Nerve roots extend off your spinal canal on either side through a space at the back of your vertebrae known as the foramen.

See Spinal Cord and Spinal Nerve Roots

How lumbar spinal stenosis affects your lumbar nerves

If your spine is healthy, both your nerve bundle and nerve roots have ample room within your spinal canal and foramen.

But if you have lumbar spinal stenosis, degenerative changes (such as bone spurs) can restrict the space that your nerves have within your spinal canal.

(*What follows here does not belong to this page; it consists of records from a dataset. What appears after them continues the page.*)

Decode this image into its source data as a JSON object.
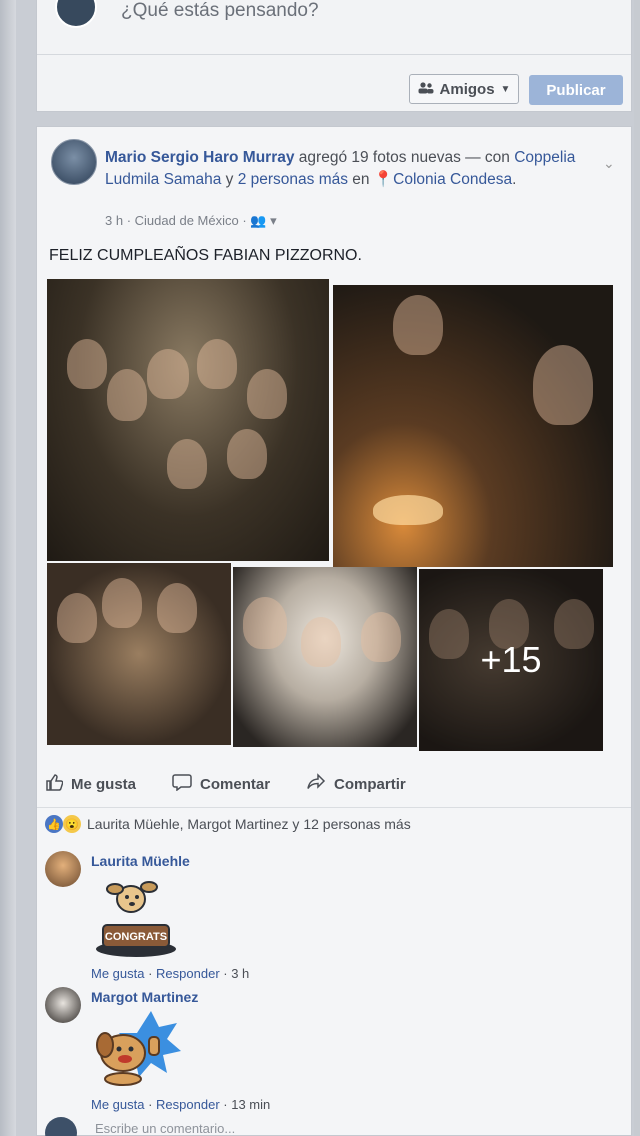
{
  "composer": {
    "placeholder": "¿Qué estás pensando?",
    "audience_label": "Amigos",
    "publish_label": "Publicar"
  },
  "post": {
    "author": "Mario Sergio Haro Murray",
    "action": " agregó 19 fotos nuevas — con ",
    "tagged_1": "Coppelia Ludmila Samaha",
    "and": " y ",
    "tagged_others": "2 personas más",
    "location_prefix": " en ",
    "location": "Colonia Condesa",
    "location_suffix": ".",
    "time": "3 h",
    "place": "Ciudad de México",
    "text": "FELIZ CUMPLEAÑOS FABIAN PIZZORNO.",
    "more_photos": "+15"
  },
  "actions": {
    "like": "Me gusta",
    "comment": "Comentar",
    "share": "Compartir"
  },
  "reactions": {
    "summary": "Laurita Müehle, Margot Martinez y 12 personas más"
  },
  "comments": [
    {
      "name": "Laurita Müehle",
      "sticker_text": "CONGRATS",
      "like": "Me gusta",
      "reply": "Responder",
      "time": "3 h"
    },
    {
      "name": "Margot Martinez",
      "like": "Me gusta",
      "reply": "Responder",
      "time": "13 min"
    }
  ],
  "comment_box": {
    "placeholder": "Escribe un comentario..."
  }
}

In turn, this may place pressure on your nerves.

See Bone Spur Causes

Bone spurs can also affect the foramen, narrowing the space for one or more of your nerve roots as they exit your spine.

Symptoms

Common symptoms of lumbar spinal stenosis include:

  • Leg pain
  • Heightened leg pain while walking
  • Tingling, weakness or numbness that radiates from your lower back into your buttocks and legs

Sciatica Causes

Treatment options

There are numerous non-surgical treatment options for lumbar spinal stenosis, including the following:

Lumbar Spinal Stenosis Treatment

Learn more:

Spinal Anatomy and its Effects on Types of Spinal Stenosis

Types of Spinal Stenosis Surgery